[DATA FOR ANALYSIS — start]

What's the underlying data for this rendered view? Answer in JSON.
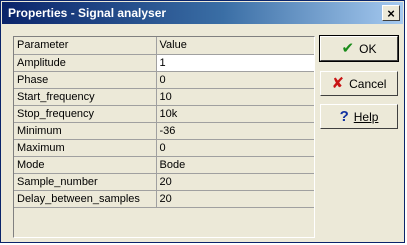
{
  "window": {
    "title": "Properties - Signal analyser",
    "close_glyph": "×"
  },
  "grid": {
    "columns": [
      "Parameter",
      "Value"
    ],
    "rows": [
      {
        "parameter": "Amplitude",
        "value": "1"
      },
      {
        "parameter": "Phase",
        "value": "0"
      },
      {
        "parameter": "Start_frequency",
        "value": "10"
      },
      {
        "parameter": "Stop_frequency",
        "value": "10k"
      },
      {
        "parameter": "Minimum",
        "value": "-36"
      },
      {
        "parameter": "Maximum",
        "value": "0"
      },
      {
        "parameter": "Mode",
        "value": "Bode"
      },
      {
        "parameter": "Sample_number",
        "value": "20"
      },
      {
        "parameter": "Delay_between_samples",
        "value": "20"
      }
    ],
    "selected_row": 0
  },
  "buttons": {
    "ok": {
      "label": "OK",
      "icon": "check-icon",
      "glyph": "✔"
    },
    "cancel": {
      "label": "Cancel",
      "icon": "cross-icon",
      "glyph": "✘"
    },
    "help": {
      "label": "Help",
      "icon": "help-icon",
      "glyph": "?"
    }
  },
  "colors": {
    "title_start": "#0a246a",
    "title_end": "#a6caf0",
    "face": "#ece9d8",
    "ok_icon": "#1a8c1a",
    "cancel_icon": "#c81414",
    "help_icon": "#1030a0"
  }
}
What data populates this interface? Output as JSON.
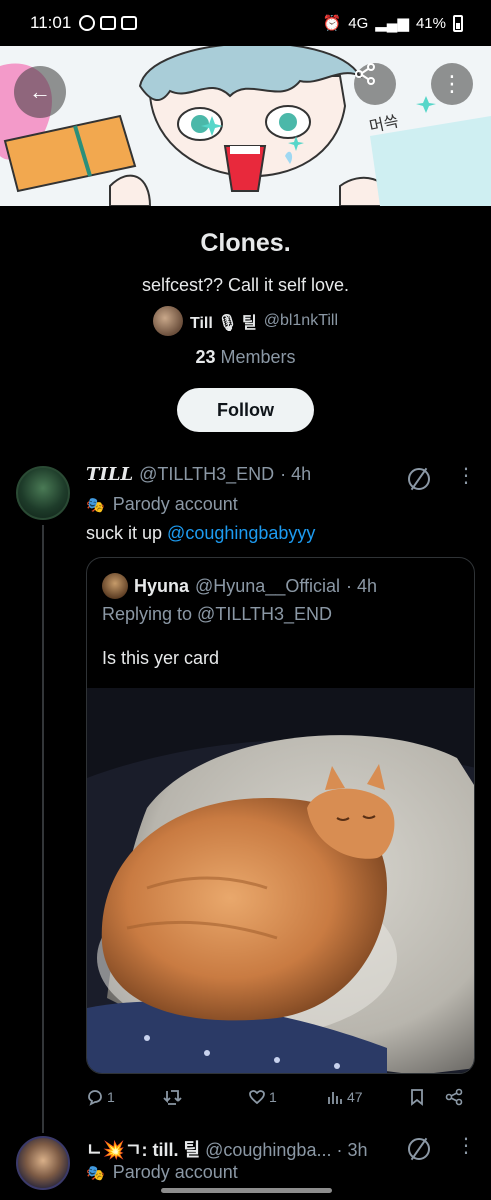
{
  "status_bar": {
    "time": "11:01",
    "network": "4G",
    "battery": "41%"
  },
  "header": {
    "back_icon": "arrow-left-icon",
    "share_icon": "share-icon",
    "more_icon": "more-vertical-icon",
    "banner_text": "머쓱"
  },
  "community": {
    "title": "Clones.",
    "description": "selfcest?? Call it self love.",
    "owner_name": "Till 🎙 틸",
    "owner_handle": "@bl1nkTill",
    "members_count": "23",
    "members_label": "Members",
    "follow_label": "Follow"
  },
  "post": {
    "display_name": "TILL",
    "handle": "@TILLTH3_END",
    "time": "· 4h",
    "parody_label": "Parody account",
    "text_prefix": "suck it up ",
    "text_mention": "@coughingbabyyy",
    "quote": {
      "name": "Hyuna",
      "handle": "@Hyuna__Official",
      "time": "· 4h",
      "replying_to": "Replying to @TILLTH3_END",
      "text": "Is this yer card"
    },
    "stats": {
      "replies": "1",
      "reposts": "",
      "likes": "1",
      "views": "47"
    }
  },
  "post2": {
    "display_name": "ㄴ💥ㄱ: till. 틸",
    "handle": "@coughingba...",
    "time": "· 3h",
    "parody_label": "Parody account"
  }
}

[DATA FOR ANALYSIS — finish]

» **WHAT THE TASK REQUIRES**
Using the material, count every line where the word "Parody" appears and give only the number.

» **RESPONSE TO THIS EXERCISE**
2